Bifurcation of people, bifurcation of law. Externalization of migration policy before the EU Court of Justice, Journal of Refugee Studies 31 (2018), p. 216-239
On 5 August 2016, the UN News Centre published a picture captioned UN team in Jordan uses cranes to hoist aid to Syrian refugees at sealed border. The picture is taken from Jordanian territory. The low mud wall behind the trucks marks the Syrian border. At the time, Amnesty International reported that more than 75,000 Syrian refugees were living in the desert on the Syrian side. The text accompanying the picture reports that “life-saving food and other supplies from the United Nations” are being “hoisted by crane and monitored by drones across the closed frontier” in what is called “a unique operation.” The World Food Programme delivered food packages, the International Organization for Migration contributed bread, and the UN’s children fund UNICEF hygiene kits. This picture, as well as the perky accompanying press release, captures the outcome of international, and in particular of European policies vis-à-vis the Syrian refugee issue. In 2011, Syria had 23 million inhabitants. At present, some 11 million of them have been uprooted; 6.5 million of them are internally displaced (IDP’s, including the 75,000 people at the Jordanian border), and 4.9 million have sought refuge outside Syria.

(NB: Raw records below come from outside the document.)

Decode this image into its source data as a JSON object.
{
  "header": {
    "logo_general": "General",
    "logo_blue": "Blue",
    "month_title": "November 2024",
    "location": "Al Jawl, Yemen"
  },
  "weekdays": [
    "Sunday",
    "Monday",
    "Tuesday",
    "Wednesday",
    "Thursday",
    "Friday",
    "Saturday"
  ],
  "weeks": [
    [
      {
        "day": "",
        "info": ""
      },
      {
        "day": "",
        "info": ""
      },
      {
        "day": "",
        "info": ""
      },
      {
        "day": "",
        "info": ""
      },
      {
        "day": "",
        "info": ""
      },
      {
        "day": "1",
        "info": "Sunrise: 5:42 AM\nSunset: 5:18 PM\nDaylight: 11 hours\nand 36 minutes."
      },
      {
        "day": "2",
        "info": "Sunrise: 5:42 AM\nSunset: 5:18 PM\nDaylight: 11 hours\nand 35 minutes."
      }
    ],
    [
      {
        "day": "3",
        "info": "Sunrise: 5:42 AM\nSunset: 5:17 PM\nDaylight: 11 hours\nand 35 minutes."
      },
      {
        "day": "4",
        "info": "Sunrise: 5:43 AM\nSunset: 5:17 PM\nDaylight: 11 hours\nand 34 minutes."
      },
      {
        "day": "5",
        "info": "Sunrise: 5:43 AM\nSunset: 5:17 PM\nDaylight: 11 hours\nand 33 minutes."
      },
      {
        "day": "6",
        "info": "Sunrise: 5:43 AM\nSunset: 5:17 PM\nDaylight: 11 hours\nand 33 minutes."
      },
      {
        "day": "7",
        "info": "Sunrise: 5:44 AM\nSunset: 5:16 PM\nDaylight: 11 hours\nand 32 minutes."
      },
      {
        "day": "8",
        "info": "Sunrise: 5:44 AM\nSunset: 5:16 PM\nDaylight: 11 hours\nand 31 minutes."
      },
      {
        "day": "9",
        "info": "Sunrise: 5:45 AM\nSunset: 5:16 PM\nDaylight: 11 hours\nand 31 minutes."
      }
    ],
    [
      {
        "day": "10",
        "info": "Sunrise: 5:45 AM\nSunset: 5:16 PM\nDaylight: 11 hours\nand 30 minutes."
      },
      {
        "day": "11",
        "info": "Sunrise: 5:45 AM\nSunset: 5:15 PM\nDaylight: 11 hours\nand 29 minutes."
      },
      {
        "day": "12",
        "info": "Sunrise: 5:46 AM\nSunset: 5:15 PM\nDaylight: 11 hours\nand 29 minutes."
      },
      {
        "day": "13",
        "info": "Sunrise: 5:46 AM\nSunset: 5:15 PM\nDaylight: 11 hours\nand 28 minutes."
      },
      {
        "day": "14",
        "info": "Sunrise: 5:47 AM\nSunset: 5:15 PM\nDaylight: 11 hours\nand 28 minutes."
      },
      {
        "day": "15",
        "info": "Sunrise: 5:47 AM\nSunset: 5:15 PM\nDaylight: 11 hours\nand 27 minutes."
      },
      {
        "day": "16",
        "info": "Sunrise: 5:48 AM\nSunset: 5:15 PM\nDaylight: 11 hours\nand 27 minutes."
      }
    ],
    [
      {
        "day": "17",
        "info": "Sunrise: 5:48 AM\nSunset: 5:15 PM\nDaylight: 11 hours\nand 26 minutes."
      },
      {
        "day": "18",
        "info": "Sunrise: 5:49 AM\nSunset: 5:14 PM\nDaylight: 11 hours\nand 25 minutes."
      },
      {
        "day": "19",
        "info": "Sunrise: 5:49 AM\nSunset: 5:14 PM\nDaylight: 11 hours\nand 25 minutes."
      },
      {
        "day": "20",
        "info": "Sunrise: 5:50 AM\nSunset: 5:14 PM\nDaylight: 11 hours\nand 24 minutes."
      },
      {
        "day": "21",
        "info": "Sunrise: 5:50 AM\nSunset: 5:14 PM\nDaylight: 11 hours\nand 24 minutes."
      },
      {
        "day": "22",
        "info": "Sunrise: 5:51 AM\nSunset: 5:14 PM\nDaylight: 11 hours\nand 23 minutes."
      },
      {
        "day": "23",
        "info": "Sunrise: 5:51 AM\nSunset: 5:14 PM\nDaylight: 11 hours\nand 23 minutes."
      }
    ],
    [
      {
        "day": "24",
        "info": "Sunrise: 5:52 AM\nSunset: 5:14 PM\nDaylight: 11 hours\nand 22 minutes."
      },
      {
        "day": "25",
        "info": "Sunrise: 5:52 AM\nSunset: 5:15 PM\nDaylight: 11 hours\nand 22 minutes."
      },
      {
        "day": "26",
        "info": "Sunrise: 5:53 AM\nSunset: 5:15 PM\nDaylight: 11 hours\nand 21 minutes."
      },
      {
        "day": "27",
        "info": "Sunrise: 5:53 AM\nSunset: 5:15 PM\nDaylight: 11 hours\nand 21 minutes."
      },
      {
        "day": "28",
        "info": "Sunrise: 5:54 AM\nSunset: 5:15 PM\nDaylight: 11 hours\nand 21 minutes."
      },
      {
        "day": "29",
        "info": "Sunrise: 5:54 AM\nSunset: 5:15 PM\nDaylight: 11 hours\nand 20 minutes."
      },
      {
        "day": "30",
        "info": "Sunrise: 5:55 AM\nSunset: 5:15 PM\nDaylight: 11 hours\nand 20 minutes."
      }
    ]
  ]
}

For the full blogpost see Forced Migration Forum, February 7, 2017